(The data)

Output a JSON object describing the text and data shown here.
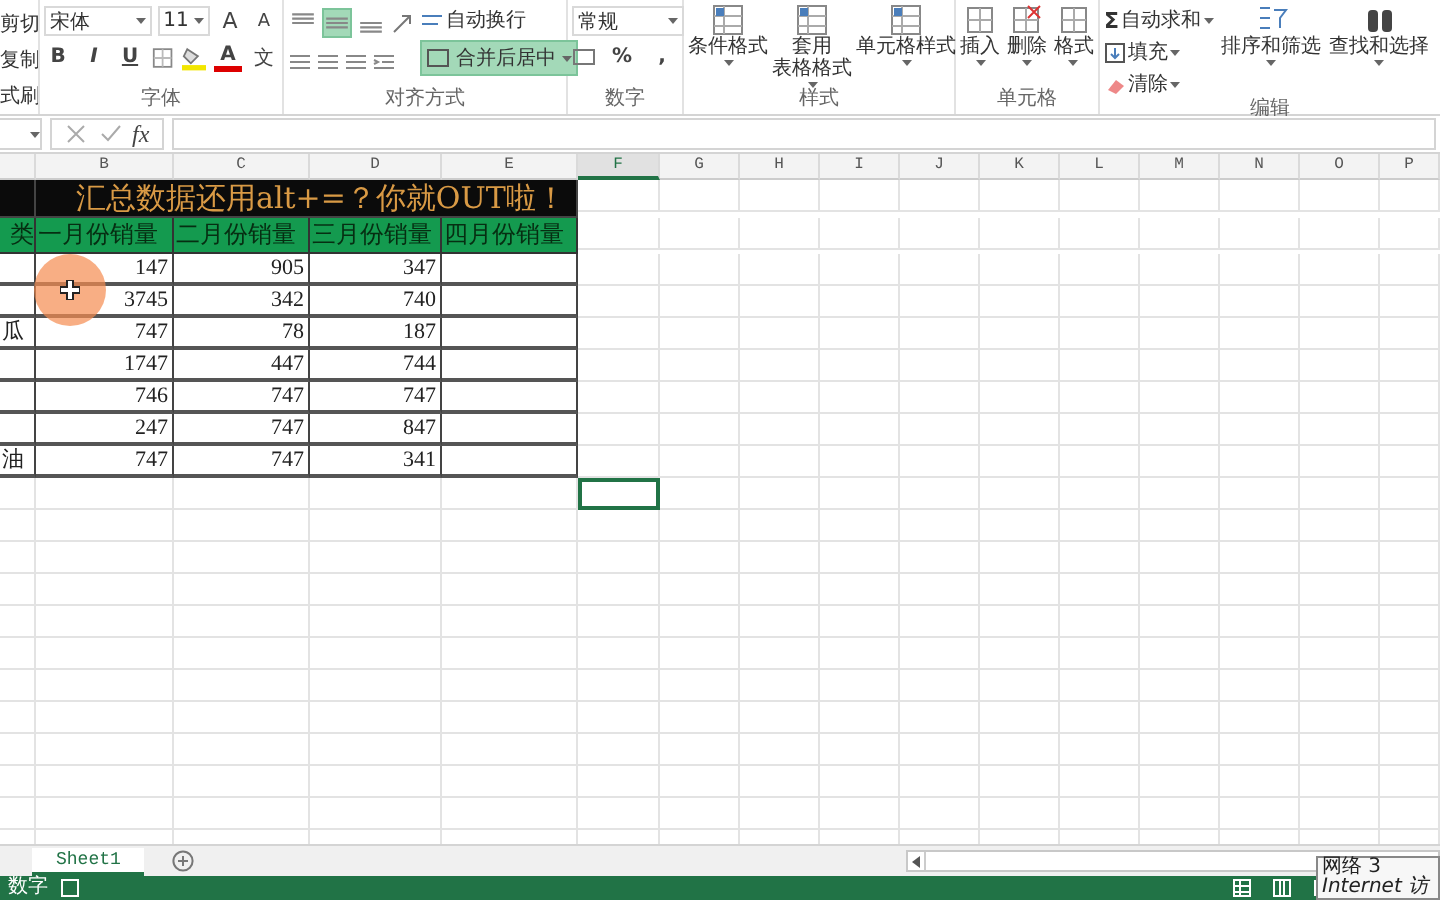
{
  "ribbon": {
    "clipboard": {
      "items": [
        "剪切",
        "复制",
        "式刷"
      ]
    },
    "font": {
      "label": "字体",
      "name": "宋体",
      "size": "11",
      "grow": "A",
      "shrink": "A",
      "styles": [
        "B",
        "I",
        "U"
      ],
      "font_color": "A",
      "phonetic": "文"
    },
    "alignment": {
      "label": "对齐方式",
      "vertical": [
        {
          "selected": false
        },
        {
          "selected": true
        },
        {
          "selected": false
        }
      ],
      "wrap_text": "自动换行",
      "merge": {
        "label": "合并后居中",
        "selected": true
      }
    },
    "number": {
      "label": "数字",
      "format": "常规",
      "symbols": [
        "%",
        ","
      ]
    },
    "styles": {
      "label": "样式",
      "buttons": [
        {
          "lines": [
            "条件格式"
          ]
        },
        {
          "lines": [
            "套用",
            "表格格式"
          ]
        },
        {
          "lines": [
            "单元格样式"
          ]
        }
      ]
    },
    "cells": {
      "label": "单元格",
      "buttons": [
        "插入",
        "删除",
        "格式"
      ]
    },
    "editing": {
      "label": "编辑",
      "sum_symbol": "Σ",
      "small": [
        "自动求和",
        "填充",
        "清除"
      ],
      "large": [
        "排序和筛选",
        "查找和选择"
      ]
    }
  },
  "formula_bar": {
    "function_label": "fx"
  },
  "sheet": {
    "columns": [
      {
        "label": "B",
        "selected": false
      },
      {
        "label": "C",
        "selected": false
      },
      {
        "label": "D",
        "selected": false
      },
      {
        "label": "E",
        "selected": false
      },
      {
        "label": "F",
        "selected": true
      },
      {
        "label": "G",
        "selected": false
      },
      {
        "label": "H",
        "selected": false
      },
      {
        "label": "I",
        "selected": false
      },
      {
        "label": "J",
        "selected": false
      },
      {
        "label": "K",
        "selected": false
      },
      {
        "label": "L",
        "selected": false
      },
      {
        "label": "M",
        "selected": false
      },
      {
        "label": "N",
        "selected": false
      },
      {
        "label": "O",
        "selected": false
      },
      {
        "label": "P",
        "selected": false
      }
    ],
    "title": "汇总数据还用alt+=？你就OUT啦！",
    "header_a": "类",
    "headers": [
      "一月份销量",
      "二月份销量",
      "三月份销量",
      "四月份销量"
    ],
    "rows": [
      {
        "values": [
          "147",
          "905",
          "347"
        ]
      },
      {
        "values": [
          "3745",
          "342",
          "740"
        ]
      },
      {
        "label": "瓜",
        "values": [
          "747",
          "78",
          "187"
        ]
      },
      {
        "values": [
          "1747",
          "447",
          "744"
        ]
      },
      {
        "values": [
          "746",
          "747",
          "747"
        ]
      },
      {
        "values": [
          "247",
          "747",
          "847"
        ]
      },
      {
        "label": "油",
        "values": [
          "747",
          "747",
          "341"
        ]
      }
    ]
  },
  "sheet_tabs": [
    {
      "label": "Sheet1",
      "selected": true
    }
  ],
  "status_bar": {
    "mode": "数字"
  },
  "tooltip": {
    "lines": [
      "网络 3",
      "Internet 访"
    ]
  }
}
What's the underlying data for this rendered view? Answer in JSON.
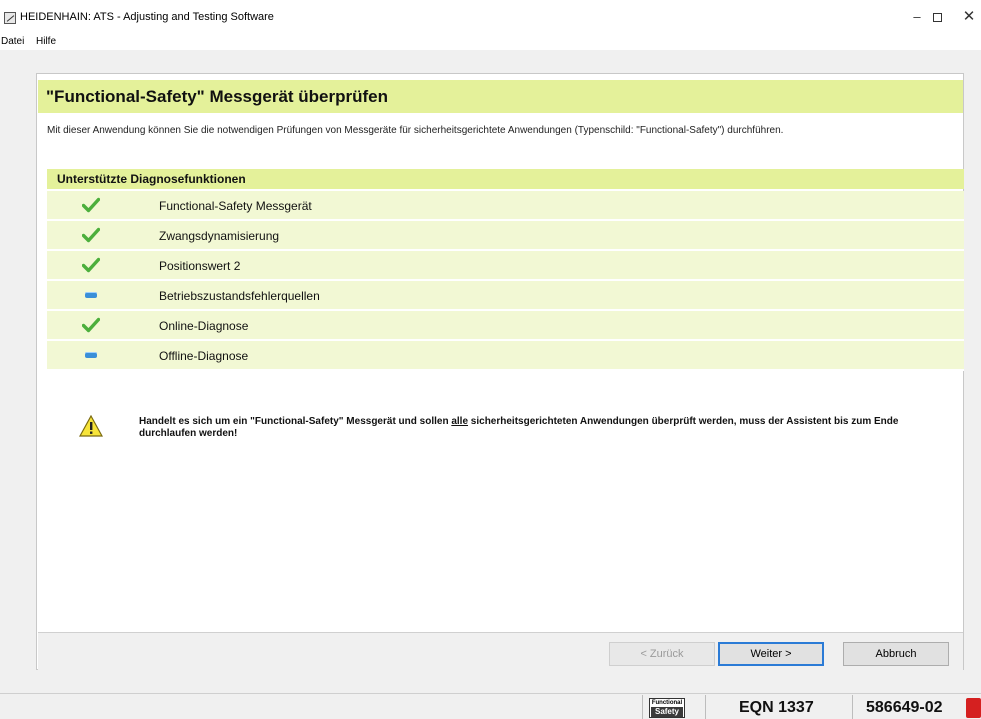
{
  "window": {
    "title": "HEIDENHAIN: ATS - Adjusting and Testing Software",
    "minimize": "–",
    "close": "✕"
  },
  "menu": [
    {
      "label": "Datei"
    },
    {
      "label": "Hilfe"
    }
  ],
  "page": {
    "title": "\"Functional-Safety\" Messgerät überprüfen",
    "description": "Mit dieser Anwendung können Sie die notwendigen Prüfungen von Messgeräte für sicherheitsgerichtete Anwendungen (Typenschild: \"Functional-Safety\") durchführen."
  },
  "diagnostics": {
    "header": "Unterstützte Diagnosefunktionen",
    "items": [
      {
        "label": "Functional-Safety Messgerät",
        "status": "supported"
      },
      {
        "label": "Zwangsdynamisierung",
        "status": "supported"
      },
      {
        "label": "Positionswert 2",
        "status": "supported"
      },
      {
        "label": "Betriebszustandsfehlerquellen",
        "status": "not-supported"
      },
      {
        "label": "Online-Diagnose",
        "status": "supported"
      },
      {
        "label": "Offline-Diagnose",
        "status": "not-supported"
      }
    ]
  },
  "warning": {
    "text_before": "Handelt es sich um ein \"Functional-Safety\" Messgerät und sollen ",
    "text_underlined": "alle",
    "text_after": " sicherheitsgerichteten Anwendungen überprüft werden, muss der Assistent bis zum Ende durchlaufen werden!"
  },
  "buttons": {
    "back": "< Zurück",
    "next": "Weiter >",
    "cancel": "Abbruch"
  },
  "statusbar": {
    "logo_top": "Functional",
    "logo_bottom": "Safety",
    "device_type": "EQN 1337",
    "device_id": "586649-02"
  },
  "colors": {
    "header_band": "#e4f19a",
    "row_background": "#f2f8d4",
    "check_green": "#4caf3c",
    "dash_blue": "#3a8fd8",
    "focus_blue": "#2b7bd6"
  }
}
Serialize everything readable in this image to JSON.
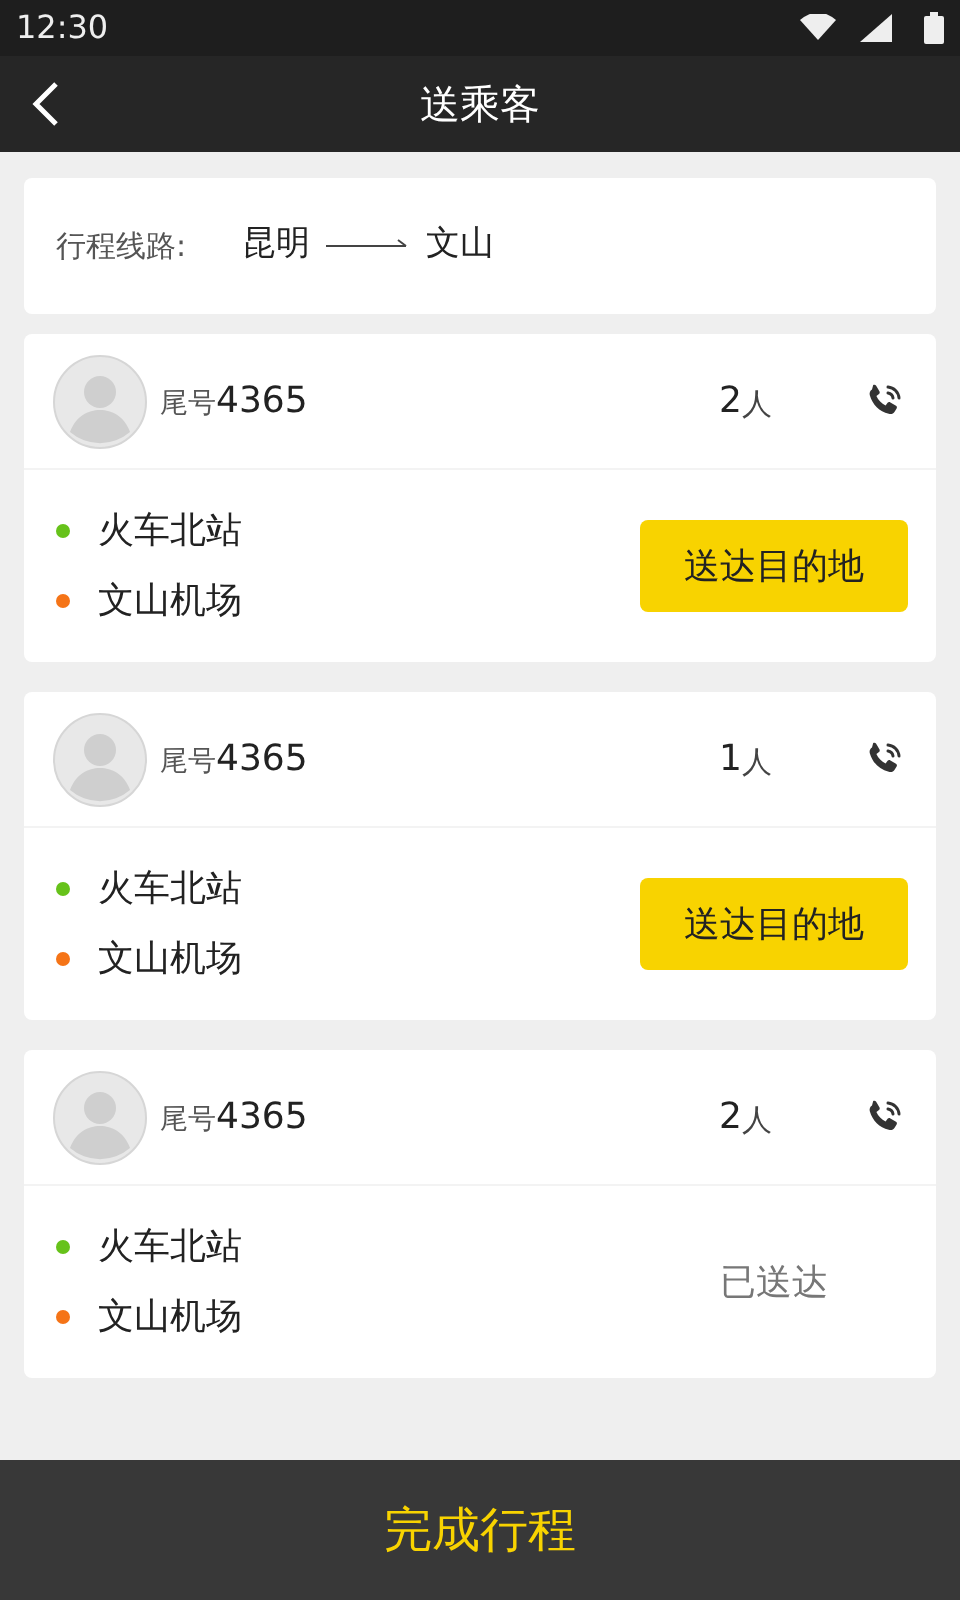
{
  "status_bar": {
    "time": "12:30"
  },
  "header": {
    "title": "送乘客"
  },
  "route": {
    "label": "行程线路:",
    "from": "昆明",
    "to": "文山"
  },
  "passengers": [
    {
      "tail_label": "尾号",
      "tail_number": "4365",
      "count": "2",
      "count_unit": "人",
      "stops": [
        {
          "name": "火车北站",
          "color": "#66c21a"
        },
        {
          "name": "文山机场",
          "color": "#f57417"
        }
      ],
      "action": {
        "kind": "button",
        "label": "送达目的地"
      }
    },
    {
      "tail_label": "尾号",
      "tail_number": "4365",
      "count": "1",
      "count_unit": "人",
      "stops": [
        {
          "name": "火车北站",
          "color": "#66c21a"
        },
        {
          "name": "文山机场",
          "color": "#f57417"
        }
      ],
      "action": {
        "kind": "button",
        "label": "送达目的地"
      }
    },
    {
      "tail_label": "尾号",
      "tail_number": "4365",
      "count": "2",
      "count_unit": "人",
      "stops": [
        {
          "name": "火车北站",
          "color": "#66c21a"
        },
        {
          "name": "文山机场",
          "color": "#f57417"
        }
      ],
      "action": {
        "kind": "status",
        "label": "已送达"
      }
    }
  ],
  "footer": {
    "label": "完成行程"
  }
}
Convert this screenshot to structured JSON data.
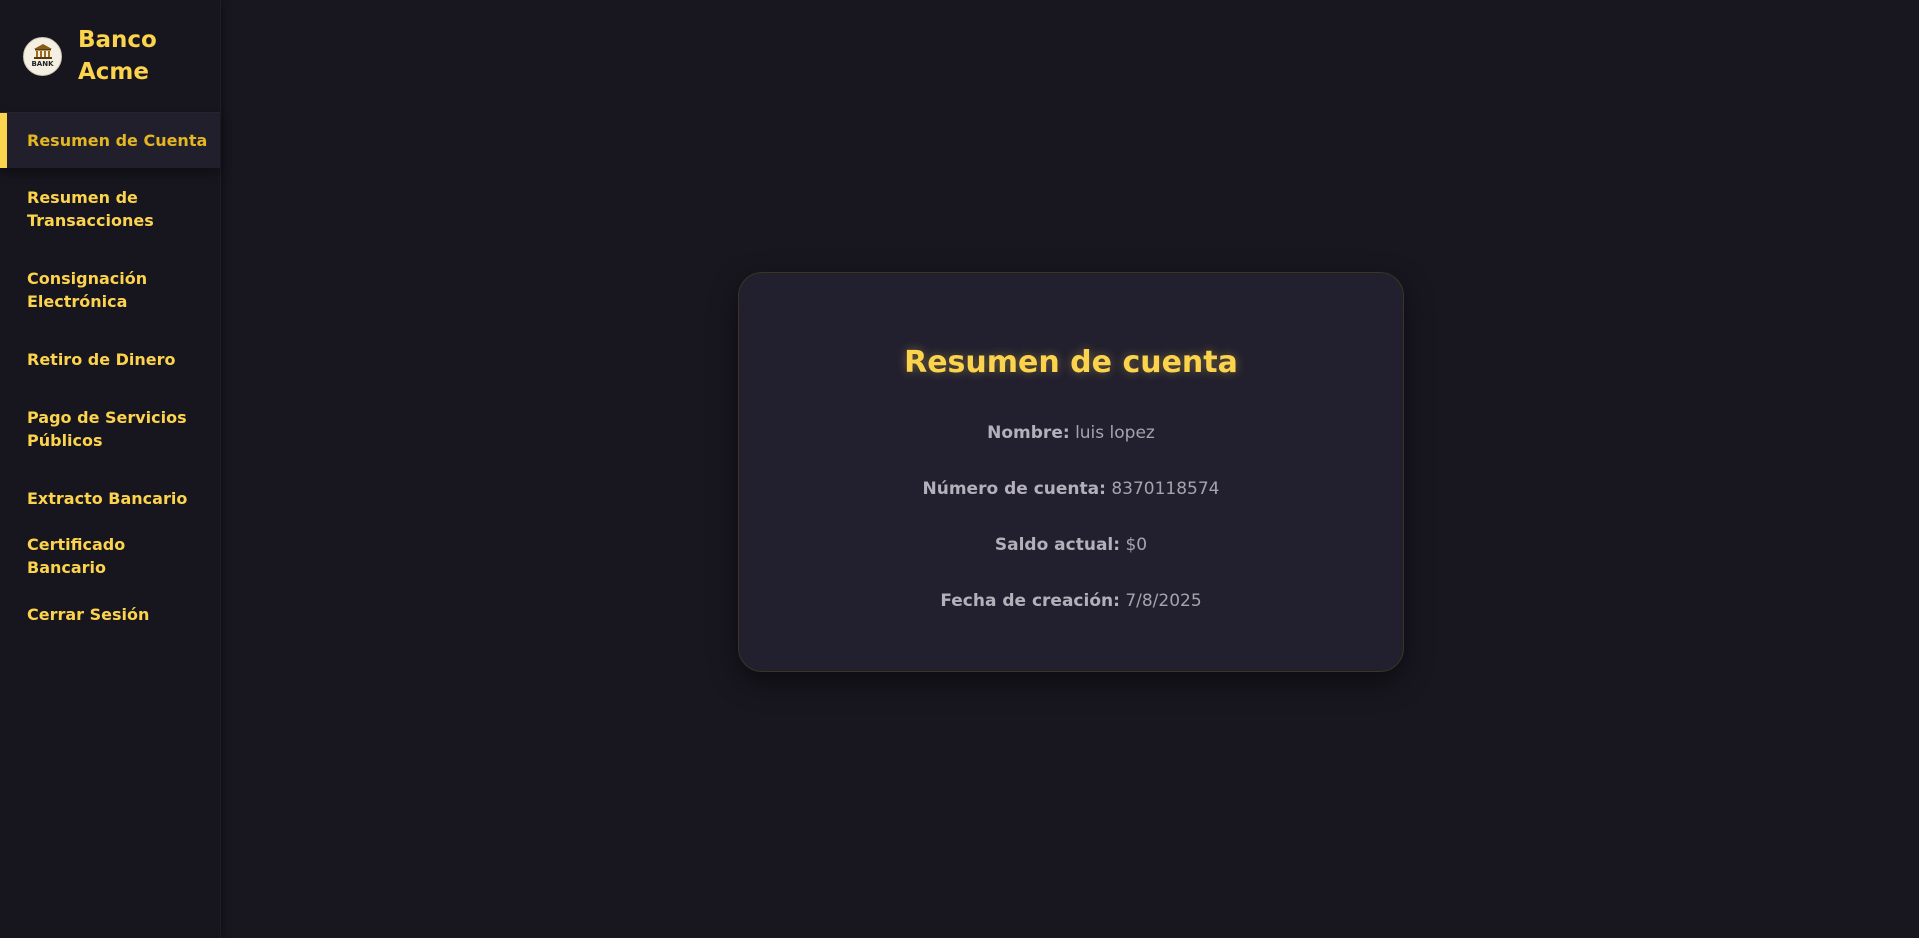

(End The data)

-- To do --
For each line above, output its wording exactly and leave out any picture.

-- Output of the task --
Output a JSON object describing the text and data shown here.
{
  "ribbon": {
    "clipboard": {
      "items": [
        "剪切",
        "复制",
        "式刷"
      ]
    },
    "font": {
      "label": "字体",
      "name": "宋体",
      "size": "11",
      "grow": "A",
      "shrink": "A",
      "styles": [
        "B",
        "I",
        "U"
      ],
      "font_color": "A",
      "phonetic": "文"
    },
    "alignment": {
      "label": "对齐方式",
      "vertical": [
        {
          "selected": false
        },
        {
          "selected": true
        },
        {
          "selected": false
        }
      ],
      "wrap_text": "自动换行",
      "merge": {
        "label": "合并后居中",
        "selected": true
      }
    },
    "number": {
      "label": "数字",
      "format": "常规",
      "symbols": [
        "%",
        ","
      ]
    },
    "styles": {
      "label": "样式",
      "buttons": [
        {
          "lines": [
            "条件格式"
          ]
        },
        {
          "lines": [
            "套用",
            "表格格式"
          ]
        },
        {
          "lines": [
            "单元格样式"
          ]
        }
      ]
    },
    "cells": {
      "label": "单元格",
      "buttons": [
        "插入",
        "删除",
        "格式"
      ]
    },
    "editing": {
      "label": "编辑",
      "sum_symbol": "Σ",
      "small": [
        "自动求和",
        "填充",
        "清除"
      ],
      "large": [
        "排序和筛选",
        "查找和选择"
      ]
    }
  },
  "formula_bar": {
    "function_label": "fx"
  },
  "sheet": {
    "columns": [
      {
        "label": "B",
        "selected": false
      },
      {
        "label": "C",
        "selected": false
      },
      {
        "label": "D",
        "selected": false
      },
      {
        "label": "E",
        "selected": false
      },
      {
        "label": "F",
        "selected": true
      },
      {
        "label": "G",
        "selected": false
      },
      {
        "label": "H",
        "selected": false
      },
      {
        "label": "I",
        "selected": false
      },
      {
        "label": "J",
        "selected": false
      },
      {
        "label": "K",
        "selected": false
      },
      {
        "label": "L",
        "selected": false
      },
      {
        "label": "M",
        "selected": false
      },
      {
        "label": "N",
        "selected": false
      },
      {
        "label": "O",
        "selected": false
      },
      {
        "label": "P",
        "selected": false
      }
    ],
    "title": "汇总数据还用alt+=？你就OUT啦！",
    "header_a": "类",
    "headers": [
      "一月份销量",
      "二月份销量",
      "三月份销量",
      "四月份销量"
    ],
    "rows": [
      {
        "values": [
          "147",
          "905",
          "347"
        ]
      },
      {
        "values": [
          "3745",
          "342",
          "740"
        ]
      },
      {
        "label": "瓜",
        "values": [
          "747",
          "78",
          "187"
        ]
      },
      {
        "values": [
          "1747",
          "447",
          "744"
        ]
      },
      {
        "values": [
          "746",
          "747",
          "747"
        ]
      },
      {
        "values": [
          "247",
          "747",
          "847"
        ]
      },
      {
        "label": "油",
        "values": [
          "747",
          "747",
          "341"
        ]
      }
    ]
  },
  "sheet_tabs": [
    {
      "label": "Sheet1",
      "selected": true
    }
  ],
  "status_bar": {
    "mode": "数字"
  },
  "tooltip": {
    "lines": [
      "网络 3",
      "Internet 访"
    ]
  }
}
What's the underlying data for this rendered view? Answer in JSON.
{
  "window": {
    "title": "HEIDENHAIN: ATS - Adjusting and Testing Software",
    "minimize": "–",
    "close": "✕"
  },
  "menu": [
    {
      "label": "Datei"
    },
    {
      "label": "Hilfe"
    }
  ],
  "page": {
    "title": "\"Functional-Safety\" Messgerät überprüfen",
    "description": "Mit dieser Anwendung können Sie die notwendigen Prüfungen von Messgeräte für sicherheitsgerichtete Anwendungen (Typenschild: \"Functional-Safety\") durchführen."
  },
  "diagnostics": {
    "header": "Unterstützte Diagnosefunktionen",
    "items": [
      {
        "label": "Functional-Safety Messgerät",
        "status": "supported"
      },
      {
        "label": "Zwangsdynamisierung",
        "status": "supported"
      },
      {
        "label": "Positionswert 2",
        "status": "supported"
      },
      {
        "label": "Betriebszustandsfehlerquellen",
        "status": "not-supported"
      },
      {
        "label": "Online-Diagnose",
        "status": "supported"
      },
      {
        "label": "Offline-Diagnose",
        "status": "not-supported"
      }
    ]
  },
  "warning": {
    "text_before": "Handelt es sich um ein \"Functional-Safety\" Messgerät und sollen ",
    "text_underlined": "alle",
    "text_after": " sicherheitsgerichteten Anwendungen überprüft werden, muss der Assistent bis zum Ende durchlaufen werden!"
  },
  "buttons": {
    "back": "< Zurück",
    "next": "Weiter >",
    "cancel": "Abbruch"
  },
  "statusbar": {
    "logo_top": "Functional",
    "logo_bottom": "Safety",
    "device_type": "EQN 1337",
    "device_id": "586649-02"
  },
  "colors": {
    "header_band": "#e4f19a",
    "row_background": "#f2f8d4",
    "check_green": "#4caf3c",
    "dash_blue": "#3a8fd8",
    "focus_blue": "#2b7bd6"
  }
}
Serialize everything readable in this image to JSON.
{
  "status_bar": {
    "time": "12:30"
  },
  "header": {
    "title": "送乘客"
  },
  "route": {
    "label": "行程线路:",
    "from": "昆明",
    "to": "文山"
  },
  "passengers": [
    {
      "tail_label": "尾号",
      "tail_number": "4365",
      "count": "2",
      "count_unit": "人",
      "stops": [
        {
          "name": "火车北站",
          "color": "#66c21a"
        },
        {
          "name": "文山机场",
          "color": "#f57417"
        }
      ],
      "action": {
        "kind": "button",
        "label": "送达目的地"
      }
    },
    {
      "tail_label": "尾号",
      "tail_number": "4365",
      "count": "1",
      "count_unit": "人",
      "stops": [
        {
          "name": "火车北站",
          "color": "#66c21a"
        },
        {
          "name": "文山机场",
          "color": "#f57417"
        }
      ],
      "action": {
        "kind": "button",
        "label": "送达目的地"
      }
    },
    {
      "tail_label": "尾号",
      "tail_number": "4365",
      "count": "2",
      "count_unit": "人",
      "stops": [
        {
          "name": "火车北站",
          "color": "#66c21a"
        },
        {
          "name": "文山机场",
          "color": "#f57417"
        }
      ],
      "action": {
        "kind": "status",
        "label": "已送达"
      }
    }
  ],
  "footer": {
    "label": "完成行程"
  }
}
Convert this screenshot to structured JSON data.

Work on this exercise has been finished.